In court papers filed Wednesday, June 7, in Los Angeles Superior Court, the county lawyers maintain that because Deputy Lina Pimentel seeks emotional distress damages, the defense is entitled to view the records of the counselor she saw for stress allegedly related to her work and the issues involving her lawsuit. In December, Pimentel’s attorney objected to a subpoena request for all the records sought, citing privacy issues and a lack of relevance, the county attorneys state in their court papers.
“It is expected at trial (that) plaintiff will urge the jury to award to her substantial emotional distress damages,” the county attorneys state in their court papers. “Plaintiff may even claim the county exacerbated old emotional injuries of which are unknown because the County does not have these records.”
In her suit filed in January 2022, Pimentel says she was hired in January 2007, served as a patrol deputy and in August 2019, and was given a highly regarded recruit training officer job at the Sheriff’s Academy. She later took part in the decision to dismiss recruit Natalie Garcia, a close, personal friend of Vivian Villanueva, the spouse of the ex-sheriff and a retired LASD sergeant, the suit states.
“Vivian Villanueva was acting as a supervisor during all relevant periods of time … and had an office at plaintiff’s worksite,” the suit alleges.
Garcia, a longtime LASD custody assistant, was making her second attempt to complete the academy, but Pimentel, Garcia’s drill instructor, determined that she was physically unable to complete the course, the suit states. “Garcia falsely claimed to plaintiff’s superiors that plaintiff had forced her to do additional physical training requirements in violation of her medical restrictions,” the suit alleges.
In retaliation for plaintiff dismissing her friend as unqualified, Vivian Villanueva “reported” to the academy and called the plaintiff two obscene names reserved for females, the lawsuit alleges. Vivian Villanueva also warned others to keep Pimentel away from her because, “I will go off on that (epithet),” the suit states. “This gross example of nepotism, abuse of office and workplace harassment has been ratified by current Sheriff Alex Villanueva, who allows his wife to call female deputies names … in the workplace,” the suit states.

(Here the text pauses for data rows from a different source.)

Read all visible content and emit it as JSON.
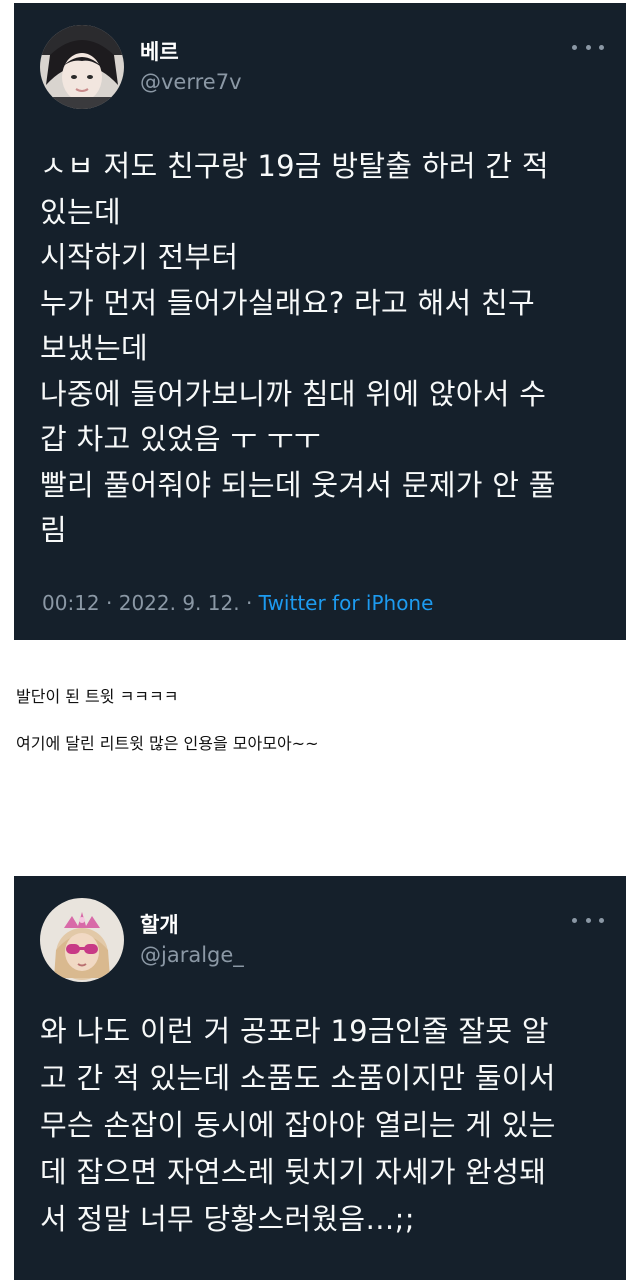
{
  "tweets": [
    {
      "display_name": "베르",
      "handle": "@verre7v",
      "avatar_icon": "user-avatar-photo",
      "text_lines": [
        "ㅅㅂ 저도 친구랑 19금 방탈출 하러 간 적",
        "있는데",
        "시작하기 전부터",
        "누가 먼저 들어가실래요? 라고 해서 친구",
        "보냈는데",
        "나중에 들어가보니까 침대 위에 앉아서 수",
        "갑 차고 있었음 ㅜ ㅜㅜ",
        "빨리 풀어줘야 되는데 웃겨서 문제가 안 풀",
        "림"
      ],
      "time": "00:12",
      "date": "2022. 9. 12.",
      "source": "Twitter for iPhone"
    },
    {
      "display_name": "할개",
      "handle": "@jaralge_",
      "avatar_icon": "user-avatar-photo",
      "text_lines": [
        "와 나도 이런 거 공포라 19금인줄 잘못 알",
        "고 간 적 있는데 소품도 소품이지만 둘이서",
        "무슨 손잡이 동시에 잡아야 열리는 게 있는",
        "데 잡으면 자연스레 뒷치기 자세가 완성돼",
        "서 정말 너무 당황스러웠음…;;"
      ]
    }
  ],
  "captions": {
    "line1": "발단이 된 트윗 ㅋㅋㅋㅋ",
    "line2": "여기에 달린 리트윗 많은 인용을 모아모아~~"
  },
  "colors": {
    "tweet_bg": "#15202b",
    "text": "#f7f9f9",
    "muted": "#8b98a5",
    "link": "#1d9bf0"
  }
}
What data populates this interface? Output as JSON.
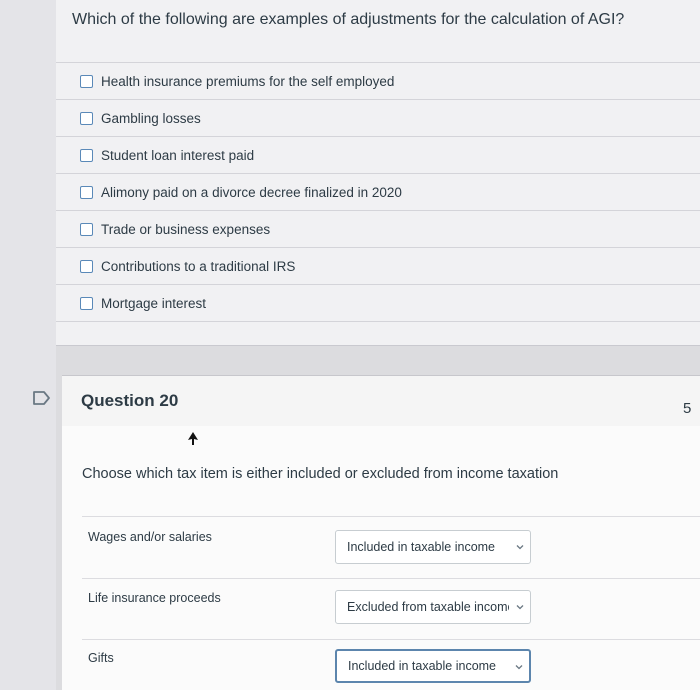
{
  "question19": {
    "text": "Which of the following are examples of adjustments for the calculation of AGI?",
    "options": [
      "Health insurance premiums for the self employed",
      "Gambling losses",
      "Student loan interest paid",
      "Alimony paid on a divorce decree finalized in 2020",
      "Trade or business expenses",
      "Contributions to a traditional IRS",
      "Mortgage interest"
    ]
  },
  "question20": {
    "title": "Question 20",
    "points": "5",
    "prompt": "Choose which tax item is either included or excluded from income taxation",
    "items": [
      {
        "label": "Wages and/or salaries",
        "selected": "Included in taxable income"
      },
      {
        "label": "Life insurance proceeds",
        "selected": "Excluded from taxable income"
      },
      {
        "label": "Gifts",
        "selected": "Included in taxable income"
      }
    ]
  },
  "colors": {
    "checkbox_border": "#5a89b8",
    "focus_border": "#5c85ad",
    "text": "#2d3b45"
  }
}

Pimentel’s career progression “has now been effectively terminated” because of Vivian Villanueva’s personal attacks on her, according to the suit, which further alleges the sheriff’ spouse is “misusing her husband’s position as the apex employee of the Los Angeles County Sheriff’s Department to do illegal favors for her friends and punish those who do not do favors for her friends.”
Garcia, upset because she was unable to meet the minimum physical standards for a deputy, filed a complaint against Pimentel because the plaintiff had told her, “The sheriff is not here to save you,” the suit states.
“Plaintiff expressed this to Garcia because (Pimentel) believed that Garcia would seek to abuse her influence with Sheriff Alex Villanueva, by and through his spouse Vivian Villanueva,” the suit states.
Last July, Judge Terry Green dismissed Vivian Villanueva as a defendant in the case. Contrary to what Pimentel alleges in her lawsuit, Vivian Villanueva does not have an office at any county building, has not supervised or reprimanded any county employees and does not have a county vehicle, lawyers for the sheriff’s spouse stated in their court papers filed ahead of Tuesday’s hearing.
“(Pimentel) appears to have added these knowingly false allegations to publicly embarrass Sheriff Villanueva,” Vivian Villanueva’s lawyers stated in their court papers. Lawyers for the county were similarly critical of Pimentel’s claims against their client.
“The allegations in plaintiff’s complaint are boilerplate, illusory and conclusory,” county attorneys stated in their court papers. “Yet, none of these is supported by any facts in the complaint, other than plaintiff’s misperception of the reality caused by the strong dislike she has towards her co-workers.”